Mallory and Charles Hammond talk five years of Honor Flights, VA visits and more

In 2012, Mallory Hammond began volunteering for the Honor Flight Network, a nonprofit organization which transports veterans to Washington, D.C. to visit memorials. Motivated to serve — her great uncle was a World War II veteran — and interested in retro fashion, she styled her hair into “victory rolls” and wore a red flower to welcome a group of veterans exiting their flight.

“I was the first person they saw when they got off the plane, which was really exciting,” Mallory said in an early November interview with her husband, Charles, a former corporal in the U.S. Marine Corps. “The first veteran … twirled me around and danced me all the way out. … And then the next veteran that came out looked at me and he started crying, and he put his head on my shoulder.”

Mallory said her father inspired her to recruit more volunteers, and two weeks later, there were 10 women in 1940s clothing waiting to greet a new group of veterans. “The first thing all of them say is, ‘I feel 18 again. I feel 20 again,'” she said. “It gives them that nostalgia … and they light up.”

“We've never missed an Honor Flight [since],” she said.

Mallory and Charles created the Patriot Pinup nonprofit organization in 2012 to celebrate and serve veterans not only through the Honor Flights, but also by visiting Veterans Affairs (VA) medical centers. They often bring treats along to the VA visits and send care packages to active troops, and they also participate in myriad other fundraisers and events, like the forthcoming Veterans Day Parade in Hilliard, on Saturday, Nov. 11.

“The pinup idea is a means for us to get out in the public and make people smile … but it's not exactly what we're all about. It's not just girls in dresses and big hair,” Charles said.

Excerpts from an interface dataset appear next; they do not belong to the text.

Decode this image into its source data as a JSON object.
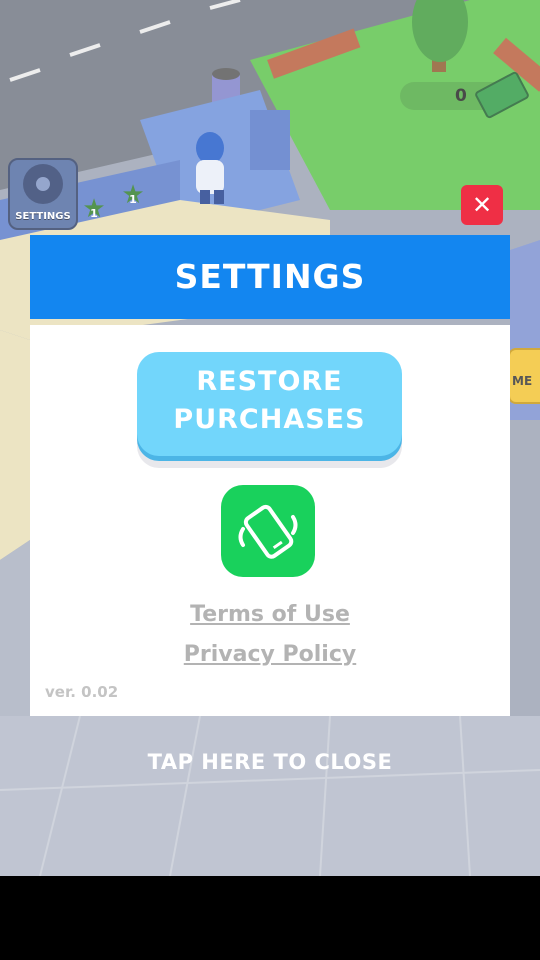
{
  "hud": {
    "settings_label": "SETTINGS",
    "star_levels": [
      "1",
      "1"
    ],
    "money_value": "0",
    "side_button_label": "ME"
  },
  "settings_modal": {
    "title": "SETTINGS",
    "restore_line1": "RESTORE",
    "restore_line2": "PURCHASES",
    "vibration_icon": "phone-vibrate-icon",
    "terms_label": "Terms of Use",
    "privacy_label": "Privacy Policy",
    "version": "ver. 0.02",
    "close_icon": "close-icon",
    "tap_to_close": "TAP HERE TO CLOSE"
  },
  "colors": {
    "header_blue": "#1386f0",
    "restore_blue": "#72d6fb",
    "vibration_green": "#19d15c",
    "close_red": "#ef2f45"
  }
}
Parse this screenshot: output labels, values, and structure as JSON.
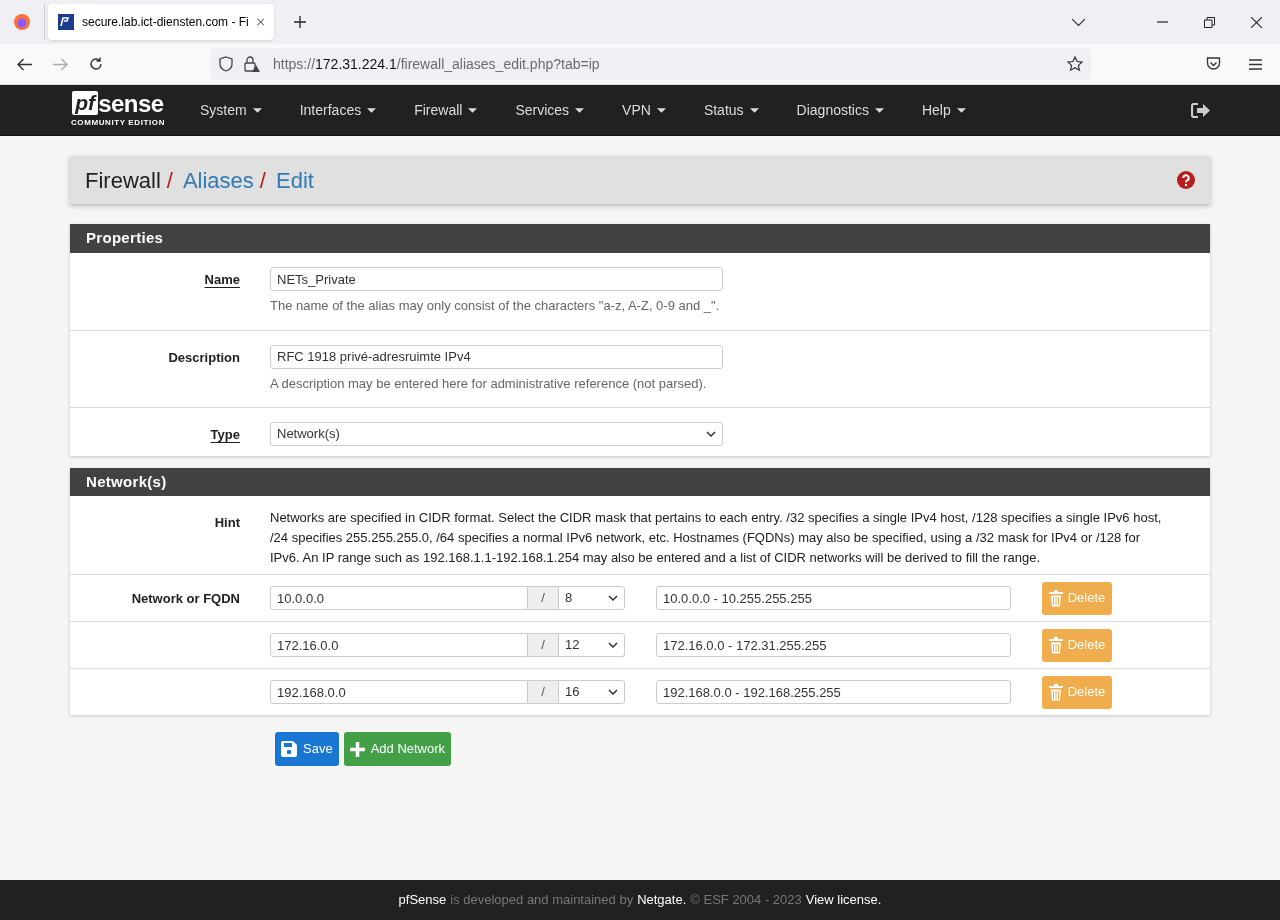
{
  "browser": {
    "tab_title": "secure.lab.ict-diensten.com - Fi",
    "url_scheme": "https://",
    "url_host": "172.31.224.1",
    "url_path": "/firewall_aliases_edit.php?tab=ip"
  },
  "logo": {
    "mark": "pf",
    "word": "sense",
    "edition": "COMMUNITY EDITION"
  },
  "nav": [
    "System",
    "Interfaces",
    "Firewall",
    "Services",
    "VPN",
    "Status",
    "Diagnostics",
    "Help"
  ],
  "breadcrumb": [
    {
      "text": "Firewall",
      "link": false
    },
    {
      "separator": "/",
      "text": "Aliases",
      "link": true
    },
    {
      "separator": "/",
      "text": "Edit",
      "link": true
    }
  ],
  "properties": {
    "title": "Properties",
    "fields": [
      {
        "kind": "input",
        "label": "Name",
        "underlined": true,
        "value": "NETs_Private",
        "help": "The name of the alias may only consist of the characters \"a-z, A-Z, 0-9 and _\"."
      },
      {
        "kind": "input",
        "label": "Description",
        "underlined": false,
        "value": "RFC 1918 privé-adresruimte IPv4",
        "help": "A description may be entered here for administrative reference (not parsed)."
      },
      {
        "kind": "select",
        "label": "Type",
        "underlined": true,
        "value": "Network(s)"
      }
    ]
  },
  "networks": {
    "title": "Network(s)",
    "hint_label": "Hint",
    "hint": "Networks are specified in CIDR format. Select the CIDR mask that pertains to each entry. /32 specifies a single IPv4 host, /128 specifies a single IPv6 host, /24 specifies 255.255.255.0, /64 specifies a normal IPv6 network, etc. Hostnames (FQDNs) may also be specified, using a /32 mask for IPv4 or /128 for IPv6. An IP range such as 192.168.1.1-192.168.1.254 may also be entered and a list of CIDR networks will be derived to fill the range.",
    "row_label": "Network or FQDN",
    "rows": [
      {
        "address": "10.0.0.0",
        "slash": "/",
        "mask": "8",
        "range": "10.0.0.0 - 10.255.255.255",
        "delete": "Delete"
      },
      {
        "address": "172.16.0.0",
        "slash": "/",
        "mask": "12",
        "range": "172.16.0.0 - 172.31.255.255",
        "delete": "Delete"
      },
      {
        "address": "192.168.0.0",
        "slash": "/",
        "mask": "16",
        "range": "192.168.0.0 - 192.168.255.255",
        "delete": "Delete"
      }
    ]
  },
  "buttons": [
    {
      "kind": "save",
      "label": "Save"
    },
    {
      "kind": "add",
      "label": "Add Network"
    }
  ],
  "footer": [
    {
      "text": "pfSense",
      "link": true
    },
    {
      "text": "is developed and maintained by",
      "link": false
    },
    {
      "text": "Netgate.",
      "link": true
    },
    {
      "text": "© ESF 2004 - 2023",
      "link": false
    },
    {
      "text": "View license.",
      "link": true
    }
  ]
}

“People go, ‘I want to dress up,'” Mallory said. “Well, a lot of what we do is repair plumbing, chopping wood [and] stopping by people's houses.”

Making sure volunteers understand the commitment involved is the reason Patriot Pinup is taking its time adding new chapters, said Mallory, who also mentioned each volunteer will undergo post-traumatic stress disorder training in the near future to better help veterans. The organization boasts about 100 volunteers — a fourth of whom are veterans — across chapters in Columbus, Dayton, Cincinnati and as far away as Oregon, but interest is still growing nationwide.

“We make sure that the people we bring in are here for the best reason,” Mallory said.

Meeting veterans has enriched the Hammonds' lives, and they emotionally recalled a few standout experiences, like preparing a Thanksgiving meal for the late Jeanette Waldon, a local Navy veteran who was robbed on Veterans Day in 2014.

“It's really unreal the stories that would be missed if people don't take the time and just ask,” Mallory said. She's working on a periodical to record the veterans' experiences.

Patriot Pinup interacts with younger, current military personnel by putting together care packages with “little bits of home,” like local newspapers or pennants representing their home sports teams. But they also include silly items like fake moustaches, water guns and foam swords to encourage the young soldiers to have fun during the challenging days of their assignments.

“I'm sure their platoon leaders do not like us,” Mallory joked.

Whether one wants to give back on Veterans Day or any other time of the year, there are several simple ways to do so. The Hammonds suggested visiting the VA or helping out in the kitchen of a local branch of the Veterans of Foreign Wars of the United States (VFW).

“A lot of people … [will] pay for someone's dinner secretly, and that's great, but sometimes it's kinda like, ‘I'd rather just talk to somebody,'” Charles said. Both he and Mallory have noticed the impact they have on veterans by the simple act of having coffee with them.

“I have gotten the biggest response [from] just reaching out to a veteran and [saying], ‘Hey, I remember,'” Mallory said.